Our Aegean slab mapping shows two trench-parallel discontinuities characterized by relatively slow P-wave velocities between 200-400 km and 650-800 km depths. We link the shallower Aegean slab discontinuity to a change in arc-volcanic geochemistry in northwest Greece; the deeper discontinuity corresponds to a regional 68-52 Ma magmatic gap. Volume unfolding of the Aegean slab produces a slab volume of 1.66x108 km3 that accounts for subduction initiation at ~130 Ma, which is older than recently proposed. Unfolding of the Egypt slab gives a slab length of ~630 km, which fits previous reconstructions of the West Vardar ocean. Unfolding of the Emporios slab gives a ~2300 km long slab, which fits Paleo-Tethyan subduction. At the WHSZ, we show that subducted oceanic lithosphere has a ~40% faster P-wave perturbation (dVp) than subducted continental lithosphere across the Kephalonia Transform fault, providing insight for future studies that image continental subduction.

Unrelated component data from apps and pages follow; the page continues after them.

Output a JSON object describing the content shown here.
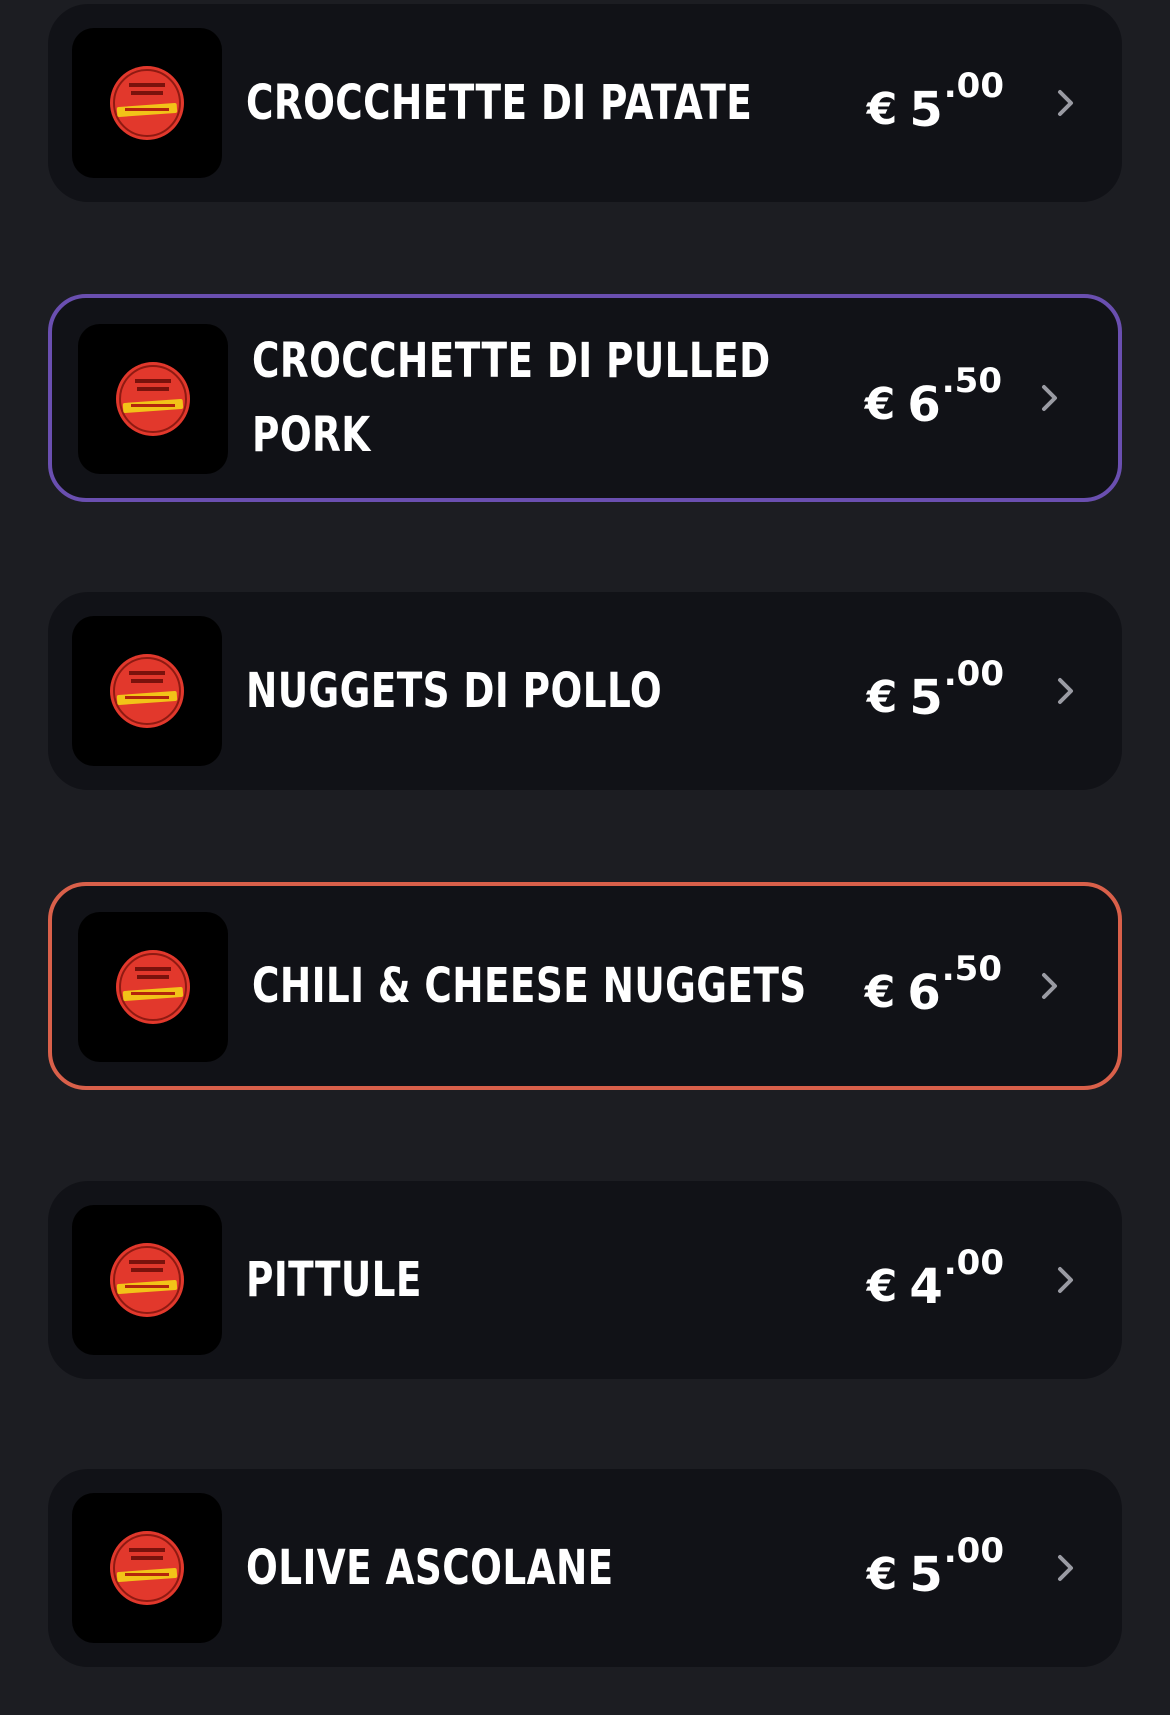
{
  "colors": {
    "background": "#1c1d22",
    "card": "#111217",
    "thumb": "#000000",
    "text": "#ffffff",
    "chevron": "#9a9ba3",
    "logo_red": "#e2382c",
    "logo_yellow": "#f2c318"
  },
  "icons": {
    "logo": "habitus-logo-icon",
    "chevron": "chevron-right-icon"
  },
  "items": [
    {
      "name": "CROCCHETTE DI PATATE",
      "currency": "€",
      "price_whole": "5",
      "price_decimal": ".00",
      "accent": null
    },
    {
      "name": "CROCCHETTE DI PULLED PORK",
      "currency": "€",
      "price_whole": "6",
      "price_decimal": ".50",
      "accent": "#6a4fb0"
    },
    {
      "name": "NUGGETS DI POLLO",
      "currency": "€",
      "price_whole": "5",
      "price_decimal": ".00",
      "accent": null
    },
    {
      "name": "CHILI & CHEESE NUGGETS",
      "currency": "€",
      "price_whole": "6",
      "price_decimal": ".50",
      "accent": "#d9604a"
    },
    {
      "name": "PITTULE",
      "currency": "€",
      "price_whole": "4",
      "price_decimal": ".00",
      "accent": null
    },
    {
      "name": "OLIVE ASCOLANE",
      "currency": "€",
      "price_whole": "5",
      "price_decimal": ".00",
      "accent": null
    }
  ]
}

Our linking of mapped tomographic features to geology implies that slab detachments, tears, and subduction discontinuities are resolvable from global tomography and shows the utility of slab unfolding for reconstructions back to the Triassic.



Tomography, Tectonics, Aegean, Subduction, Slab, Eastern Mediterranean, Mesozoic, Slab Unfolding